Could you filter the listing for lines with the word "servizi" and return them?
□ □ □ □ □ □ □
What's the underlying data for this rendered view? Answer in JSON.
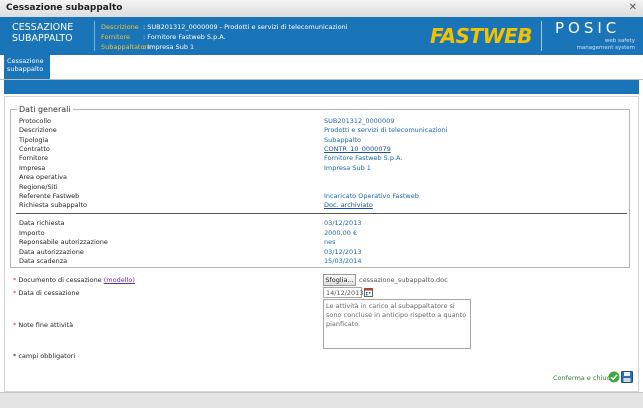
{
  "window": {
    "title": "Cessazione subappalto",
    "close_symbol": "✕"
  },
  "header": {
    "title_line1": "CESSAZIONE",
    "title_line2": "SUBAPPALTO",
    "info": [
      {
        "key": "Descrizione",
        "value": ": SUB201312_0000009 - Prodotti e servizi di telecomunicazioni"
      },
      {
        "key": "Fornitore",
        "value": ": Fornitore Fastweb S.p.A."
      },
      {
        "key": "Subappaltatore",
        "value": ": Impresa Sub 1"
      }
    ],
    "logo_fastweb": "FASTWEB",
    "logo_posic": "POSIC",
    "posic_sub1": "web safety",
    "posic_sub2": "management system"
  },
  "tab": {
    "line1": "Cessazione",
    "line2": "subappalto"
  },
  "general": {
    "legend": "Dati generali",
    "rows": [
      {
        "label": "Protocollo",
        "value": "SUB201312_0000009"
      },
      {
        "label": "Descrizione",
        "value": "Prodotti e servizi di telecomunicazioni"
      },
      {
        "label": "Tipologia",
        "value": "Subappalto"
      },
      {
        "label": "Contratto",
        "value": "CONTR_10_0000079"
      },
      {
        "label": "Fornitore",
        "value": "Fornitore Fastweb S.p.A."
      },
      {
        "label": "Impresa",
        "value": "Impresa Sub 1"
      },
      {
        "label": "Area operativa",
        "value": ""
      },
      {
        "label": "Regione/Siti",
        "value": ""
      },
      {
        "label": "Referente Fastweb",
        "value": "Incaricato Operativo Fastweb"
      },
      {
        "label": "Richiesta subappalto",
        "value": "Doc. archiviato"
      }
    ],
    "rows2": [
      {
        "label": "Data richiesta",
        "value": "03/12/2013"
      },
      {
        "label": "Importo",
        "value": "2000,00 €"
      },
      {
        "label": "Reponsabile autorizzazione",
        "value": "nes"
      },
      {
        "label": "Data autorizzazione",
        "value": "03/12/2013"
      },
      {
        "label": "Data scadenza",
        "value": "15/03/2014"
      }
    ]
  },
  "form": {
    "doc_label": "Documento di cessazione",
    "doc_model_link": "(modello)",
    "browse_button": "Sfoglia...",
    "file_name": "cessazione_subappalto.doc",
    "date_label": "Data di cessazione",
    "date_value": "14/12/2013",
    "notes_label": "Note fine attività",
    "notes_value": "Le attività in carico al subappaltatore si sono concluse in anticipo rispetto a quanto pianficato.",
    "required_mark": "*",
    "required_note": "* campi obbligatori"
  },
  "actions": {
    "confirm_label": "Conferma e chiudi"
  },
  "colors": {
    "header_blue": "#1a74b8",
    "fastweb_yellow": "#f2c200",
    "link_blue": "#1a66b0"
  }
}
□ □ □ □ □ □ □
Task answer ->
        "value": ": SUB201312_0000009 - Prodotti e servizi di telecomunicazioni"
        "value": "Prodotti e servizi di telecomunicazioni"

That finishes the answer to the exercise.